== Source material ==

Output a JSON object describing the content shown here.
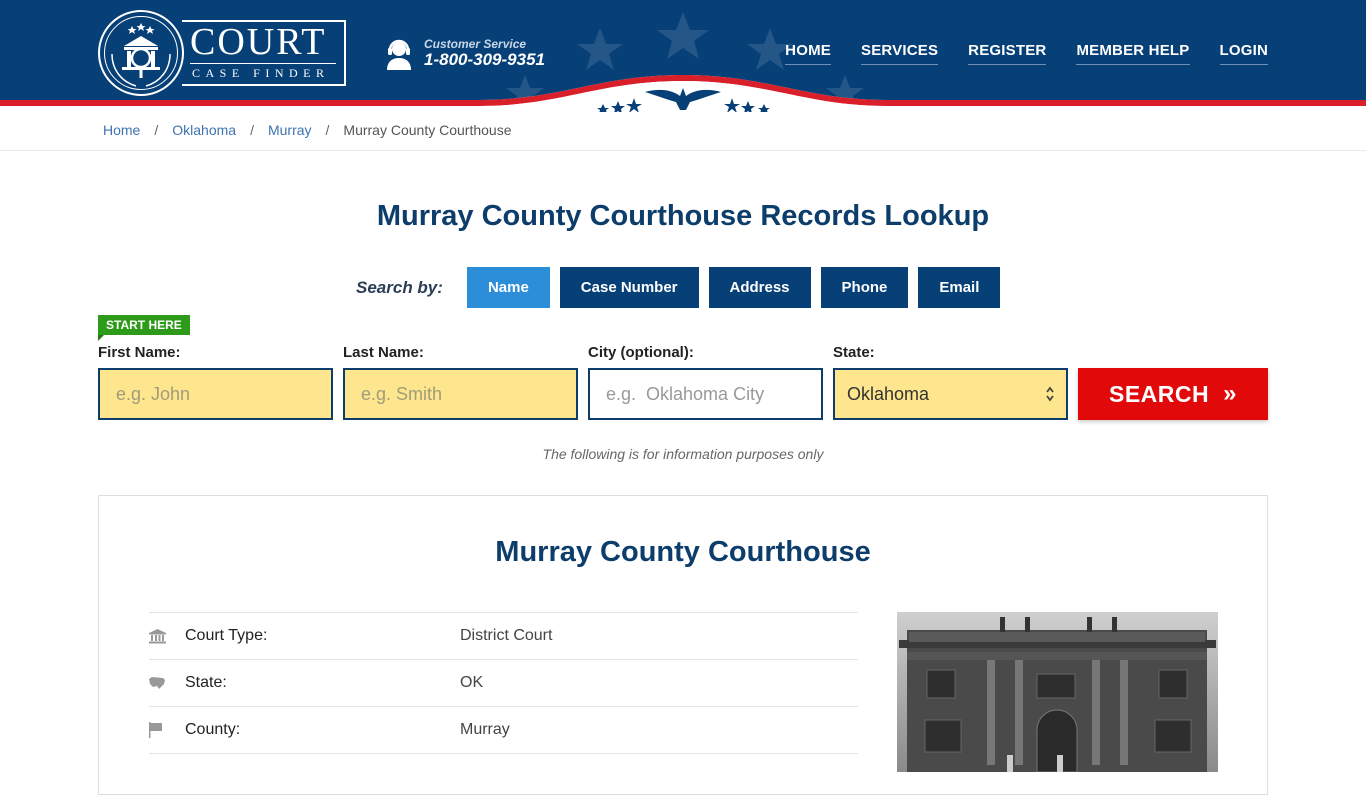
{
  "header": {
    "logo": {
      "title": "COURT",
      "subtitle": "CASE FINDER"
    },
    "customer_service": {
      "label": "Customer Service",
      "phone": "1-800-309-9351"
    },
    "nav": [
      {
        "label": "HOME"
      },
      {
        "label": "SERVICES"
      },
      {
        "label": "REGISTER"
      },
      {
        "label": "MEMBER HELP"
      },
      {
        "label": "LOGIN"
      }
    ]
  },
  "breadcrumb": {
    "items": [
      {
        "label": "Home"
      },
      {
        "label": "Oklahoma"
      },
      {
        "label": "Murray"
      }
    ],
    "current": "Murray County Courthouse",
    "separator": "/"
  },
  "page_title": "Murray County Courthouse Records Lookup",
  "search": {
    "search_by_label": "Search by:",
    "tabs": [
      {
        "label": "Name",
        "active": true
      },
      {
        "label": "Case Number",
        "active": false
      },
      {
        "label": "Address",
        "active": false
      },
      {
        "label": "Phone",
        "active": false
      },
      {
        "label": "Email",
        "active": false
      }
    ],
    "start_here": "START HERE",
    "fields": {
      "first_name": {
        "label": "First Name:",
        "placeholder": "e.g. John",
        "value": ""
      },
      "last_name": {
        "label": "Last Name:",
        "placeholder": "e.g. Smith",
        "value": ""
      },
      "city": {
        "label": "City (optional):",
        "placeholder": "e.g.  Oklahoma City",
        "value": ""
      },
      "state": {
        "label": "State:",
        "value": "Oklahoma"
      }
    },
    "button_label": "SEARCH",
    "button_icon": "»",
    "disclaimer": "The following is for information purposes only"
  },
  "courthouse": {
    "title": "Murray County Courthouse",
    "details": [
      {
        "icon": "courthouse-icon",
        "label": "Court Type:",
        "value": "District Court"
      },
      {
        "icon": "us-map-icon",
        "label": "State:",
        "value": "OK"
      },
      {
        "icon": "flag-icon",
        "label": "County:",
        "value": "Murray"
      }
    ]
  },
  "colors": {
    "brand_navy": "#064077",
    "active_tab": "#2c8dd8",
    "search_red": "#e10909",
    "input_yellow": "#fde68d",
    "start_here_green": "#2e9a1a"
  }
}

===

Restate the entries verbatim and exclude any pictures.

Output a JSON object describing the content shown here.
{
  "header": {
    "logo": {
      "title": "COURT",
      "subtitle": "CASE FINDER"
    },
    "customer_service": {
      "label": "Customer Service",
      "phone": "1-800-309-9351"
    },
    "nav": [
      {
        "label": "HOME"
      },
      {
        "label": "SERVICES"
      },
      {
        "label": "REGISTER"
      },
      {
        "label": "MEMBER HELP"
      },
      {
        "label": "LOGIN"
      }
    ]
  },
  "breadcrumb": {
    "items": [
      {
        "label": "Home"
      },
      {
        "label": "Oklahoma"
      },
      {
        "label": "Murray"
      }
    ],
    "current": "Murray County Courthouse",
    "separator": "/"
  },
  "page_title": "Murray County Courthouse Records Lookup",
  "search": {
    "search_by_label": "Search by:",
    "tabs": [
      {
        "label": "Name",
        "active": true
      },
      {
        "label": "Case Number",
        "active": false
      },
      {
        "label": "Address",
        "active": false
      },
      {
        "label": "Phone",
        "active": false
      },
      {
        "label": "Email",
        "active": false
      }
    ],
    "start_here": "START HERE",
    "fields": {
      "first_name": {
        "label": "First Name:",
        "placeholder": "e.g. John",
        "value": ""
      },
      "last_name": {
        "label": "Last Name:",
        "placeholder": "e.g. Smith",
        "value": ""
      },
      "city": {
        "label": "City (optional):",
        "placeholder": "e.g.  Oklahoma City",
        "value": ""
      },
      "state": {
        "label": "State:",
        "value": "Oklahoma"
      }
    },
    "button_label": "SEARCH",
    "button_icon": "»",
    "disclaimer": "The following is for information purposes only"
  },
  "courthouse": {
    "title": "Murray County Courthouse",
    "details": [
      {
        "icon": "courthouse-icon",
        "label": "Court Type:",
        "value": "District Court"
      },
      {
        "icon": "us-map-icon",
        "label": "State:",
        "value": "OK"
      },
      {
        "icon": "flag-icon",
        "label": "County:",
        "value": "Murray"
      }
    ]
  },
  "colors": {
    "brand_navy": "#064077",
    "active_tab": "#2c8dd8",
    "search_red": "#e10909",
    "input_yellow": "#fde68d",
    "start_here_green": "#2e9a1a"
  }
}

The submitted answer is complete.